Wal-Mart said it expects to keep the “Roommate Style Match” Facebook group active until October 31, in hopes of capturing a good chunk of the back-to-school spend. According to a study conducted last year by the National Retail Federation, the average first-year college student spent $1,112.62, mainly on electronics and home furnishings.
The Wal-Mart Facebook group is being launched a month after Wal-Mart launched its “Site to Store” program, which lets customers order products on its Web site and have them shipped to a local Wal-Mart store for free.
The activities in this group let you take a quiz to determine your dorm style. You’ll then be given a list of items (sold at Wal-Mart) that are recommended for you, based on your style. These recommendation lists are downloadable, and also provide direct links to Wal-Mart’s retail site. To make it social, though, you’ll also be able to mesh styles with your roommate. Promoted in this group are eco-friendly products, as well as “Soundcheck” which is Wal-Mart’s website showcasing musical performances from singers like Bon Jovi and Mandy Moore.
Hopefully college students will have more luck joining the group than I did. I did a search for “Roommate Style Match” on Facebook and could not find the group. (Anyone who does, please add a link in the comments.)
I wonder how receptive college students will be to Wal-Mart’s new group. With the exception of this one, most groups found searching for Wal-Mart are quite uncomplimentary.
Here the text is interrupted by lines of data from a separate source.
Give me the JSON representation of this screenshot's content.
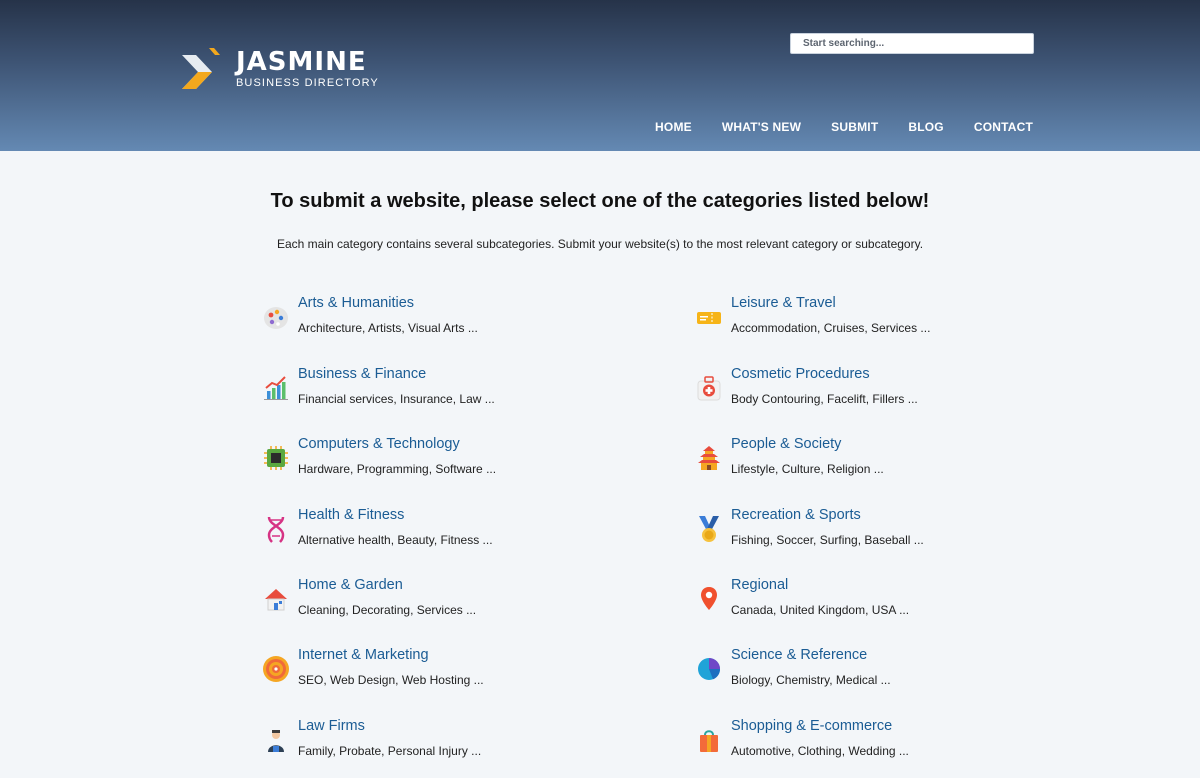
{
  "logo": {
    "name": "JASMINE",
    "tagline": "BUSINESS DIRECTORY"
  },
  "search": {
    "placeholder": "Start searching..."
  },
  "nav": [
    "HOME",
    "WHAT'S NEW",
    "SUBMIT",
    "BLOG",
    "CONTACT"
  ],
  "intro": {
    "heading": "To submit a website, please select one of the categories listed below!",
    "text": "Each main category contains several subcategories. Submit your website(s) to the most relevant category or subcategory."
  },
  "categories": [
    {
      "title": "Arts & Humanities",
      "subs": "Architecture, Artists, Visual Arts ...",
      "icon": "palette-icon"
    },
    {
      "title": "Leisure & Travel",
      "subs": "Accommodation, Cruises, Services ...",
      "icon": "ticket-icon"
    },
    {
      "title": "Business & Finance",
      "subs": "Financial services, Insurance, Law ...",
      "icon": "growth-chart-icon"
    },
    {
      "title": "Cosmetic Procedures",
      "subs": "Body Contouring, Facelift, Fillers ...",
      "icon": "first-aid-kit-icon"
    },
    {
      "title": "Computers & Technology",
      "subs": "Hardware, Programming, Software ...",
      "icon": "cpu-chip-icon"
    },
    {
      "title": "People & Society",
      "subs": "Lifestyle, Culture, Religion ...",
      "icon": "pagoda-icon"
    },
    {
      "title": "Health & Fitness",
      "subs": "Alternative health, Beauty, Fitness ...",
      "icon": "dna-icon"
    },
    {
      "title": "Recreation & Sports",
      "subs": "Fishing, Soccer, Surfing, Baseball ...",
      "icon": "medal-icon"
    },
    {
      "title": "Home & Garden",
      "subs": "Cleaning, Decorating, Services ...",
      "icon": "house-icon"
    },
    {
      "title": "Regional",
      "subs": "Canada, United Kingdom, USA ...",
      "icon": "map-pin-icon"
    },
    {
      "title": "Internet & Marketing",
      "subs": "SEO, Web Design, Web Hosting ...",
      "icon": "target-icon"
    },
    {
      "title": "Science & Reference",
      "subs": "Biology, Chemistry, Medical ...",
      "icon": "pie-chart-icon"
    },
    {
      "title": "Law Firms",
      "subs": "Family, Probate, Personal Injury ...",
      "icon": "lawyer-icon"
    },
    {
      "title": "Shopping & E-commerce",
      "subs": "Automotive, Clothing, Wedding ...",
      "icon": "shopping-bag-icon"
    }
  ]
}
How would you rate their chances of success in fostering conversation?